Will funeral arrangements be affected?
Organ and tissue donation does not affect funeral arrangements. Viewing the loved one and an open casket funeral are both possible. If a coroner’s investigation is required, this may delay funeral arrangements.
When is a Coroner's investigation required?
Some deaths, such as those following an accident or due to unnatural causes (e.g. poisoning, suicide), are required by law to be reported to the court and investigated by a coroner. Any decision about donation does not influence whether a coroner’s investigation is required. The hospital or donation specialist staff will discuss with the family if the circumstance of the death means it is reportable to the coroner.
Most state and territory coroner’s offices provide access to counsellors who can provide more detailed information and support about the process when a coronial investigation is required.
Can the family change their minds about their donation decision?
Yes. The family can change their minds about donation at any point up to the time when the person is taken to the operating room.
What are the religious opinions about donation?
Most major religions are supportive of organ and tissue donation. If a family has any questions they would like to discuss, the donation specialist staff can provide them with additional information and assist them in contacting their religious leader.
Will the person's family be expected to pay for the cost of donation?
No, there is no financial cost to the family for the donation.
Which organs and tissues will be donated?
The donation specialist staff will discuss with the family which organs and tissues may be possible to donate. This will depend on the person’s age, medical history and the circumstances of their death. The family will be asked to confirm which organs and tissues they agree to be donated. They will be asked to sign an authority form detailing this information.
Does the person's family have a say in who receives the organs and tissues?
Organ and tissue allocation is determined by transplant teams in accordance with national protocols1. These are based on a number of criteria, including who will be the best match and waiting lists, to ensure the best possible outcome of the donation.
1 Transplantation Society of Australia and New Zealand (TSANZ) Clinical Guidelines for Organ Transplantation from Deceased Donors http://www.donatelife.gov.au/clinical-and-ethical-guidelines-organ-trans...
Will the person's organs definitely be transplanted?

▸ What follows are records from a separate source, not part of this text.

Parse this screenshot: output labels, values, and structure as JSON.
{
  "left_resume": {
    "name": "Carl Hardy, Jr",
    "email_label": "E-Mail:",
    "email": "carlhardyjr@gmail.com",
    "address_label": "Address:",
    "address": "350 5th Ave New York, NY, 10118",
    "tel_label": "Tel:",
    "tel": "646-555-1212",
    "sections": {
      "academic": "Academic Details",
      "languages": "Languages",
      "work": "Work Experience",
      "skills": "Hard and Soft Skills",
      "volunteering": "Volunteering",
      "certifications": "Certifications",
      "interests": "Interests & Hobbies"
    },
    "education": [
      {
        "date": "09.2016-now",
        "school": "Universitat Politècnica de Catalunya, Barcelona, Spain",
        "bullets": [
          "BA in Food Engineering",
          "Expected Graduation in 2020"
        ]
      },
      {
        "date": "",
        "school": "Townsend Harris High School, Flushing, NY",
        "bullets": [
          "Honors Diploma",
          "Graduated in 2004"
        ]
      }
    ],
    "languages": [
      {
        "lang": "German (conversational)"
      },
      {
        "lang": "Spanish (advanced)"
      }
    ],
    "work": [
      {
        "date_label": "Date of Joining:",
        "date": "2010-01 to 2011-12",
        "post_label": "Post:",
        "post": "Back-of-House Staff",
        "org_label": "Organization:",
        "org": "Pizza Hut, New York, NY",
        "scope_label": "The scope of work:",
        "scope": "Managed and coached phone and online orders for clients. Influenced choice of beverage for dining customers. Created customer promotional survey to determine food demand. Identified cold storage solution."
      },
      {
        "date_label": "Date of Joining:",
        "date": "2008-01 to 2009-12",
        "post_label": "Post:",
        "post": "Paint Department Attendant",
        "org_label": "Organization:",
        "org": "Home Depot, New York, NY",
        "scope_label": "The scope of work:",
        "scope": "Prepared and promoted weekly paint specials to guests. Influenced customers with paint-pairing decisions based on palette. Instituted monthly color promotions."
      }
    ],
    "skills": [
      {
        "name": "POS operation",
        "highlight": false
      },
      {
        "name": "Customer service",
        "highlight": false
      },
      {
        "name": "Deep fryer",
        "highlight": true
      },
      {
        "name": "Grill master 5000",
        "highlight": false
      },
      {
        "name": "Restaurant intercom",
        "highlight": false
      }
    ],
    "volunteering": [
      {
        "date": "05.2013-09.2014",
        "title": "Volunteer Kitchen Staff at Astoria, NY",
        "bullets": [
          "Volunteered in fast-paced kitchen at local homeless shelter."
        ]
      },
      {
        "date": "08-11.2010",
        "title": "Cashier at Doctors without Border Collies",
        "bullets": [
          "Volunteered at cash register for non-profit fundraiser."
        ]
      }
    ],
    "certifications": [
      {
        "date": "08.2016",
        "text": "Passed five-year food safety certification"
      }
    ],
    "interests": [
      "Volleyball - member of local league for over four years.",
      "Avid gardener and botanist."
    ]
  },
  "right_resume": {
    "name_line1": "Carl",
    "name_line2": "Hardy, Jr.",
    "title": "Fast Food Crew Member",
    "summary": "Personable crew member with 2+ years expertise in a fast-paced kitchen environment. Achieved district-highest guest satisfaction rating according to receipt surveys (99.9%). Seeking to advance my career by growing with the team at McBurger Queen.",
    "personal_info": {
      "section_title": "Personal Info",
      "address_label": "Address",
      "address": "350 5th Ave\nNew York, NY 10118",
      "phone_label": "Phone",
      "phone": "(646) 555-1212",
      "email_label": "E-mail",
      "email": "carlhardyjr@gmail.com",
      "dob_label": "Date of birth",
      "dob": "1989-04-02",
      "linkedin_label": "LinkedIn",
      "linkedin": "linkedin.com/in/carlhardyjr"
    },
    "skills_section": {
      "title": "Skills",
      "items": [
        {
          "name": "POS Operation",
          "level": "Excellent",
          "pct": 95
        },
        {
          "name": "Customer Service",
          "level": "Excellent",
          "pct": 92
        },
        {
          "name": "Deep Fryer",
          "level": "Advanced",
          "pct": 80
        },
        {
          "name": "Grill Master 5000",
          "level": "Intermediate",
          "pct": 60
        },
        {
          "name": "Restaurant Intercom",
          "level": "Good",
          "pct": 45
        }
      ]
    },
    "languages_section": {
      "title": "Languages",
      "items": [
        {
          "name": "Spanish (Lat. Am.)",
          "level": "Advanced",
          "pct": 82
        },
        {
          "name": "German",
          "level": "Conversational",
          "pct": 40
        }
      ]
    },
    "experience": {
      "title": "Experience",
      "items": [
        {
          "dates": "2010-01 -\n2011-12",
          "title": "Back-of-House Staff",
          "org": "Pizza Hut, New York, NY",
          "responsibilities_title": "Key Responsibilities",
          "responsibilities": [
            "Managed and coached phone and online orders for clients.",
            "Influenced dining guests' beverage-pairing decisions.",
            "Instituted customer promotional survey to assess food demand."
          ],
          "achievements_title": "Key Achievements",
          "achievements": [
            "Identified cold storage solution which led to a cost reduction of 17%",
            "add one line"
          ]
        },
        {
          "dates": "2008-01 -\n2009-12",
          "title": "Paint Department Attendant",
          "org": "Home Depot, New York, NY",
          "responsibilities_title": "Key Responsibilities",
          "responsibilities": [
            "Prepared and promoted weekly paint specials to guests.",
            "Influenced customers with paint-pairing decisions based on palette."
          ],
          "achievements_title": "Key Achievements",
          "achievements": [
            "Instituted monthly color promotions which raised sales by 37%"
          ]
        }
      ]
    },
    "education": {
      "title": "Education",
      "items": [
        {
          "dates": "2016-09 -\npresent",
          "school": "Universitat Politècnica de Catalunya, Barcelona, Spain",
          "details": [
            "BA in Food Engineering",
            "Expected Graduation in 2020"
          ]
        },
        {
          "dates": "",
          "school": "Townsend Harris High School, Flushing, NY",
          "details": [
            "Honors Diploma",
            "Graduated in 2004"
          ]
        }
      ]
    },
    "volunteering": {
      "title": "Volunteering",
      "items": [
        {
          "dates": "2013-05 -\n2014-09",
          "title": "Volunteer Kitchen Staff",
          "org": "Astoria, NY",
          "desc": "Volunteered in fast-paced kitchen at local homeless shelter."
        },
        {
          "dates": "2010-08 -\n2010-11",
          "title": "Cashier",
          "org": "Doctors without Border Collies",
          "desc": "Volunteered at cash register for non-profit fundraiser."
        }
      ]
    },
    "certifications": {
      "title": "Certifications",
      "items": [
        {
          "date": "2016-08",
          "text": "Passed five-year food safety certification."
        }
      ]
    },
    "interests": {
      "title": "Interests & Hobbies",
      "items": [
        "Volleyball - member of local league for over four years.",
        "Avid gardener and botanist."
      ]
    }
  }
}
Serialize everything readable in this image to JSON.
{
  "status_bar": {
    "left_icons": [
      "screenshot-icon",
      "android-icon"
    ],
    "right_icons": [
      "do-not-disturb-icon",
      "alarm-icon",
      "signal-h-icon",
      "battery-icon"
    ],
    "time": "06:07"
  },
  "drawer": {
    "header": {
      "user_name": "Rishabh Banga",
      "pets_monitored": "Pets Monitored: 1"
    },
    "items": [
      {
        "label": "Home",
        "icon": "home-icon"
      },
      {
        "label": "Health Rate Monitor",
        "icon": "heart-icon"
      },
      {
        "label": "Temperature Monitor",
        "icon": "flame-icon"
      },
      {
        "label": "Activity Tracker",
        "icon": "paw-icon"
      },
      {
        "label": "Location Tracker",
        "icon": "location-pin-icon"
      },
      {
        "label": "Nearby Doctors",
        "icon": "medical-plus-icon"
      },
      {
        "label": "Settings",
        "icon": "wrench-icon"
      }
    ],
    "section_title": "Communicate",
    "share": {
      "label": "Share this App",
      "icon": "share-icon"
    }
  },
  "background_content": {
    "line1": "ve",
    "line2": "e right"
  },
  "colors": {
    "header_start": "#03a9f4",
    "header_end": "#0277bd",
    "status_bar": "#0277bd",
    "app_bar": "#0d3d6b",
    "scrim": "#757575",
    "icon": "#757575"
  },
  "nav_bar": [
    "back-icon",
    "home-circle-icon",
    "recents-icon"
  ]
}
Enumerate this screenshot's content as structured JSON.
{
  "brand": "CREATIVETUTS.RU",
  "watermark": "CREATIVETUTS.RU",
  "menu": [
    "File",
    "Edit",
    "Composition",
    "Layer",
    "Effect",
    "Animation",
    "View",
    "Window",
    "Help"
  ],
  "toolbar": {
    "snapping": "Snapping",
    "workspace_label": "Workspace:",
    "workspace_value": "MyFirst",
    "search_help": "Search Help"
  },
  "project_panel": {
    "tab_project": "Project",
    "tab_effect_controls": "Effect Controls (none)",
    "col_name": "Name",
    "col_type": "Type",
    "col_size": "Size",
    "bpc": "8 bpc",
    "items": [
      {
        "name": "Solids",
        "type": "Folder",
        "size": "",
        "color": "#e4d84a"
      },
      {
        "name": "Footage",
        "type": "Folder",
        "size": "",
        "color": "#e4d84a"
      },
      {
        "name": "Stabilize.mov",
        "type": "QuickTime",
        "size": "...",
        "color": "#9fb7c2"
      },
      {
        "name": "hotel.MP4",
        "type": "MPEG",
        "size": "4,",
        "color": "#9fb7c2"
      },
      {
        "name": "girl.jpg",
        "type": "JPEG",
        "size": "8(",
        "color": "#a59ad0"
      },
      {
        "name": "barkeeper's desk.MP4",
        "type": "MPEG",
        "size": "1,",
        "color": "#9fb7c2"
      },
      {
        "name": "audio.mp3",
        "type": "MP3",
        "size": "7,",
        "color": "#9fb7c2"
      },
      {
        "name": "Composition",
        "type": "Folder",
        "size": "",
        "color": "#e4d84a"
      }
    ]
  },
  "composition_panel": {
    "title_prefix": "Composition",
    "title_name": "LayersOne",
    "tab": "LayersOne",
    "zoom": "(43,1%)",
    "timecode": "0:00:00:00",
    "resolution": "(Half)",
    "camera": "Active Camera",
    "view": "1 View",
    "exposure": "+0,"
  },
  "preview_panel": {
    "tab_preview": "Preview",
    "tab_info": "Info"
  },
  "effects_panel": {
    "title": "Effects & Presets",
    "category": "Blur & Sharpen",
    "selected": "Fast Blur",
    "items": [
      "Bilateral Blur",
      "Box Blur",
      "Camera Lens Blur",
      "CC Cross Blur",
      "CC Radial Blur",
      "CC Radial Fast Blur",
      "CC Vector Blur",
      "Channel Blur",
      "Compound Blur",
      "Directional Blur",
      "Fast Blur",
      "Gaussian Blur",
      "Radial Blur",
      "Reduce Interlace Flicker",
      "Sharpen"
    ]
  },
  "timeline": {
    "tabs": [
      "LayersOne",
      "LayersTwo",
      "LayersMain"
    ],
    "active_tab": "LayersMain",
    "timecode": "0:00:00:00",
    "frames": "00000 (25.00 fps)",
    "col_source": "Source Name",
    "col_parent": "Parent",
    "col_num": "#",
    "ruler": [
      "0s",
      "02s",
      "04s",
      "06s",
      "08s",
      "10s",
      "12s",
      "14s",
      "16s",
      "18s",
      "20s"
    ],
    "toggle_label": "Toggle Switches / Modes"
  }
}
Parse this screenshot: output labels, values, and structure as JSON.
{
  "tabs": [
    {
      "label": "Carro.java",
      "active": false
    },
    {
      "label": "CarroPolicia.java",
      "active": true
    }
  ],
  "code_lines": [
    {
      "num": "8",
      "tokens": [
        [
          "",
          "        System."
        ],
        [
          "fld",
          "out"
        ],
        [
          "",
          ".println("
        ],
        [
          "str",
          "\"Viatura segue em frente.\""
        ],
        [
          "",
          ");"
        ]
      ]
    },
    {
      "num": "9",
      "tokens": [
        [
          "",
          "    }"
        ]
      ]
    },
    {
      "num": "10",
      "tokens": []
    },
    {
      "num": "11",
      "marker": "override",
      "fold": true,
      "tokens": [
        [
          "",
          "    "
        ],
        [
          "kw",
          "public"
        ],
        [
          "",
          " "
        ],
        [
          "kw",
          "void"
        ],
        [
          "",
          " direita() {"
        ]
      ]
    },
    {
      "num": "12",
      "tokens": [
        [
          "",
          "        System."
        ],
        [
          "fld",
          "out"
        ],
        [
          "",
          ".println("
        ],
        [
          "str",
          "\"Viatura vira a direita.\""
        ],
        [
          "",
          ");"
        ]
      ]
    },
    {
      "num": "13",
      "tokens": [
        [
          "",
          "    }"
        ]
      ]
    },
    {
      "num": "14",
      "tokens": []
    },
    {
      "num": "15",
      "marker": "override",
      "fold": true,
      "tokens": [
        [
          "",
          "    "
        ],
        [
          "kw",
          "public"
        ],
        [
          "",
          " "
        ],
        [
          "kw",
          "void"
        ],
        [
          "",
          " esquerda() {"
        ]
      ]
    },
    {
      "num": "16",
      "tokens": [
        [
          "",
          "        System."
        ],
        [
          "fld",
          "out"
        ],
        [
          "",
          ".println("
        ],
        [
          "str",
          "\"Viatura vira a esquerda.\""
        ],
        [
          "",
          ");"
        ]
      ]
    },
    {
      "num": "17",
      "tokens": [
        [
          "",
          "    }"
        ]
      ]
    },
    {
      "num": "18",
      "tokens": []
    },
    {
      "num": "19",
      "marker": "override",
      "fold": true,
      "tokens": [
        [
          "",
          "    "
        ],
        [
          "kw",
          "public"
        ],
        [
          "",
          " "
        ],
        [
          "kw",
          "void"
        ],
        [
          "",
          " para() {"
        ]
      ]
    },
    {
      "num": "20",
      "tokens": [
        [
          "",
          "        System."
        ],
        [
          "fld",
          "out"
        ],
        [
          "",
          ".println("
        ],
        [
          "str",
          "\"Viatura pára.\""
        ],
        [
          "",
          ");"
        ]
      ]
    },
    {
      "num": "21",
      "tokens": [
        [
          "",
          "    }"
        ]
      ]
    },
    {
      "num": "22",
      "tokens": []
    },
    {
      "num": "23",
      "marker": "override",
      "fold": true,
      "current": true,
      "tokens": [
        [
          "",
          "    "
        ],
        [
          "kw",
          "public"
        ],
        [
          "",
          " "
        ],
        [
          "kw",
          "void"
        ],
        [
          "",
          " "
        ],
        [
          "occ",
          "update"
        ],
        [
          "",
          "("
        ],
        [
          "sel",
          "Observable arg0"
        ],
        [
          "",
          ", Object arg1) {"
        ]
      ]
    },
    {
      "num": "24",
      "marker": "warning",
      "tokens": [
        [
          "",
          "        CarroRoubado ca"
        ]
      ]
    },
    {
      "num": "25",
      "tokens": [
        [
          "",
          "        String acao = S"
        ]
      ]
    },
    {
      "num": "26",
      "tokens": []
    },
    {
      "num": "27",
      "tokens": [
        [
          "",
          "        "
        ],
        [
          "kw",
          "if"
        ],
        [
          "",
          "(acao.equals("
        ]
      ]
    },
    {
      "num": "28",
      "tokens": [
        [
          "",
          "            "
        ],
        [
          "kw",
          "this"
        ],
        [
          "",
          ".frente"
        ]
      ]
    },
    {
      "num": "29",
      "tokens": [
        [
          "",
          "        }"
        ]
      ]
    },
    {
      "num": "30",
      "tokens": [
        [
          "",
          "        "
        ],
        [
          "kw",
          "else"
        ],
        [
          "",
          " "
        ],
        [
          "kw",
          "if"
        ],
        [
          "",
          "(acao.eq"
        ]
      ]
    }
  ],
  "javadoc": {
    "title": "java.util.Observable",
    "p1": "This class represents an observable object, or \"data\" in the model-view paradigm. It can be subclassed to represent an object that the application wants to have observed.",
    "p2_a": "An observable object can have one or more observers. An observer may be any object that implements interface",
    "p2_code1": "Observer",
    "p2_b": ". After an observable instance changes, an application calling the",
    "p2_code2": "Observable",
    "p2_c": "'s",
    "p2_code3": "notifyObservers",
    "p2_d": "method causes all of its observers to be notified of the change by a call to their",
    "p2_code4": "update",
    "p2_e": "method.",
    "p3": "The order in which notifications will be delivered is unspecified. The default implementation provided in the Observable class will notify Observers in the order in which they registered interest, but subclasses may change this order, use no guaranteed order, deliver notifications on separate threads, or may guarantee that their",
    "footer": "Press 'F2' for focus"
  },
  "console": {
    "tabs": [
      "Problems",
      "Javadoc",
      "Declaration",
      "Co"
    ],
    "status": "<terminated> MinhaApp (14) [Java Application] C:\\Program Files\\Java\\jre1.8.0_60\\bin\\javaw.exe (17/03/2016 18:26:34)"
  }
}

If the family supports donation, everything possible will be done to make sure those wishes are fulfilled. At the time of the donation it can sometimes become clear that organs intended for donation are not medically suitable for transplantation. The donation specialist staff will discuss this with the family if it arises.
Is transplantation always successful?
Australia is internationally recognised for its successful transplants and having excellent long-term survival of recipients. The majority of people who receive a transplant benefit greatly and are able to lead full and active lives as a result. Transplantation, however, is not without risk including that of the transplant surgery and the ongoing treatments required after transplantation.
Will the family receive information about the patients who have benefited from the donation?
Health professionals involved in donation and transplantation must keep the identity of donors and recipients anonymous by law. Initial outcomes will be discussed with families, and families can request further updates from the DonateLife Agency. Donor families and transplant recipients can write anonymous letters to each other through the state or territory donation agency and transplant units.
What support services are available for donor families?
The donation specialist staff will keep in contact with the family and provide ongoing support and information. State and territory donation agencies can provide access to bereavement support and care.
You can find contact details for the DonateLife agency in your state or territory here.